— What needs to be done —
Each line of the records that includes "title" should be found and copied.

— Material provided —

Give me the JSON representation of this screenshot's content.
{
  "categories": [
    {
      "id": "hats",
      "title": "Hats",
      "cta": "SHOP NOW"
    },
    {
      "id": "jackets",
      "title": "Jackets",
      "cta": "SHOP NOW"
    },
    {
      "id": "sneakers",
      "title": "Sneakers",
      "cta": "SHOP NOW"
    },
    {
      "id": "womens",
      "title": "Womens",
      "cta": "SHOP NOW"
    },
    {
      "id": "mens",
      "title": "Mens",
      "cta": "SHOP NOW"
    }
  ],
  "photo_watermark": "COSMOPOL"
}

— Exercise response —
      "title": "Hats",
      "title": "Jackets",
      "title": "Sneakers",
      "title": "Womens",
      "title": "Mens",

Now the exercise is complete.